Sound Of Silence Essay Civil Rights Essay Topics
He spoke of being “for more new sounds.” Taking his inspiration from Luigi Russolo and the Futurists of the early twentieth century, Cage enthusiastically embraced the use of percussion instruments as a way of expanding the realm of music to include sounds that more accurately reflected the nature of the industrial culture he observed around him: The above quotation comes from Cage’s 1937 essay “The future of music: Credo.” This essay strikes many of the themes for which Cage would become famous: that sounds are just sounds, all equally valid; that a composer acts as an experimenter, discovering new sonic possibilities; that it is important to use twentieth-century technologies to create twentieth-century music. Beginning in the late 1930s, Cage structured all of his compositions in the dimension of time: phrases and sections of particular lengths.
What is missing in this early essay, however, is the identification of silence as the underlying rationale for these positions. will be faced not only with the entire field of sound but also with the entire field of time. In “The future of music: Credo,” he envisioned the manipulation of time arising from the techniques of film composers, but in reality his reliance on time as a basis for structure arose from his work with dancers.
He then closed and reopened the lid one more time, sitting silently this time for one minute and forty seconds. Part of what makes the drama so compelling is the utter simplicity of the concept. All this takes place in a Western concert hall setting, lending a historical and artistic gravity to the proceedings that begs us to put this act into some kind of weighty context, fraught with importance.
The piece can be difficult for audiences (just as the empty room in the exhibition might have been).
And then when we actually set to work, a kind of avalanche came about which corresponded not at all with that beauty which had seemed to appear to us as an objective. “Ah, the silent piece,” they might have said to themselves, smiling.
But these visitors would have known that this is an exhibition about John Cage, and hence the empty room would make sense.
Without any context, visitors would have been quite baffled by this, perhaps thinking that they had taken a wrong turn, that someone made a mistake, or (for those who like adventure) that a daring theft had taken place.
Well what we do is go straight on; that way lies, no doubt, a revelation. People do not go to a museum to look at blank walls, to walk through empty galleries.
He was profiled in the Chicago Daily News: “People call it noise?
In an essay from 1939, he describes his percussion music in violent terms: At the present stage of revolution, a healthy lawlessness is warranted. Not only hitting, but rubbing, smashing, making sound in every possible way.
Experiment must necessarily be carried on by hitting anything? He gained some notoriety and fame, first in San Francisco and then Chicago.

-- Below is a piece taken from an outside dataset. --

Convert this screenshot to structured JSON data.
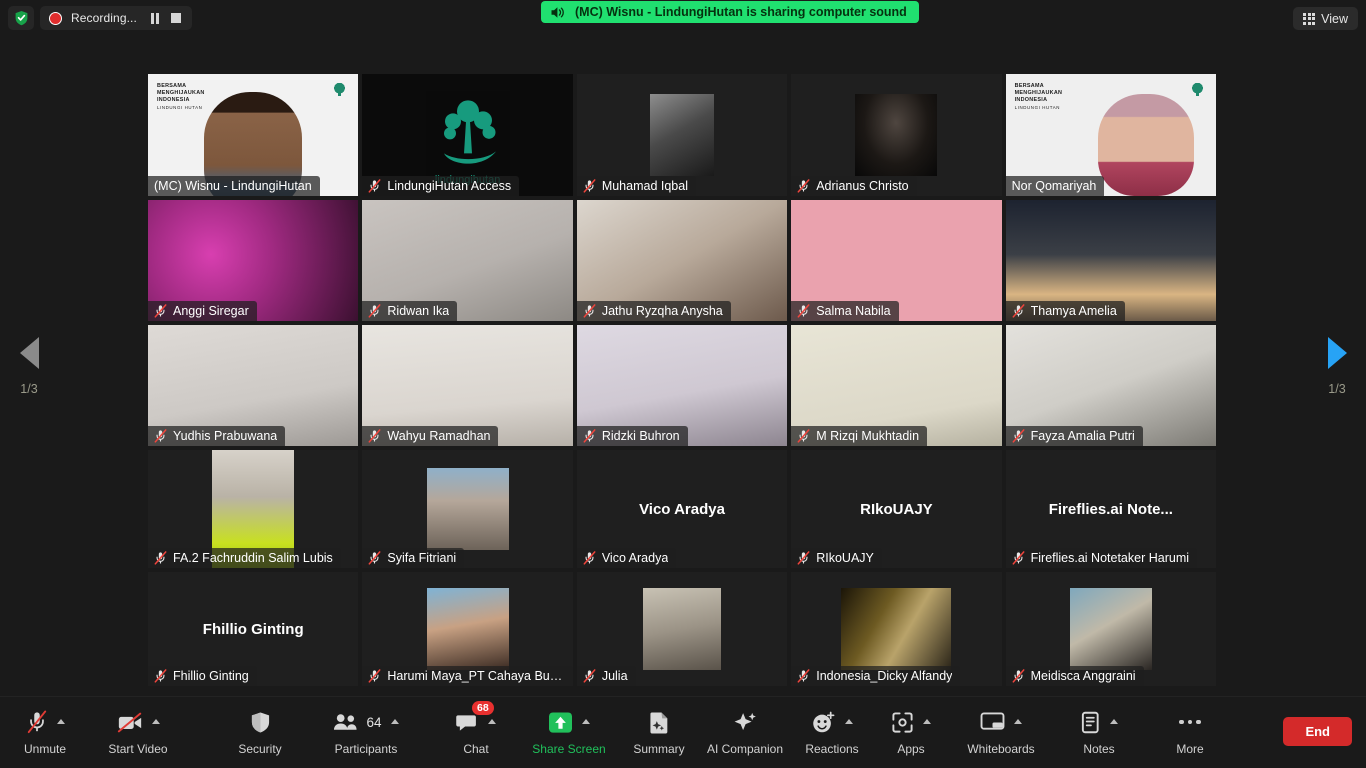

He returned to the prepared piano (a piano with objects inserted between the strings to alter the sound), an instrument that he had invented some years earlier but had hardly touched during his percussion orchestra period.
Musically, Cage was on his own in the city, and the prepared piano provided a way of composing for percussive sounds without the need for many instruments or even another performer.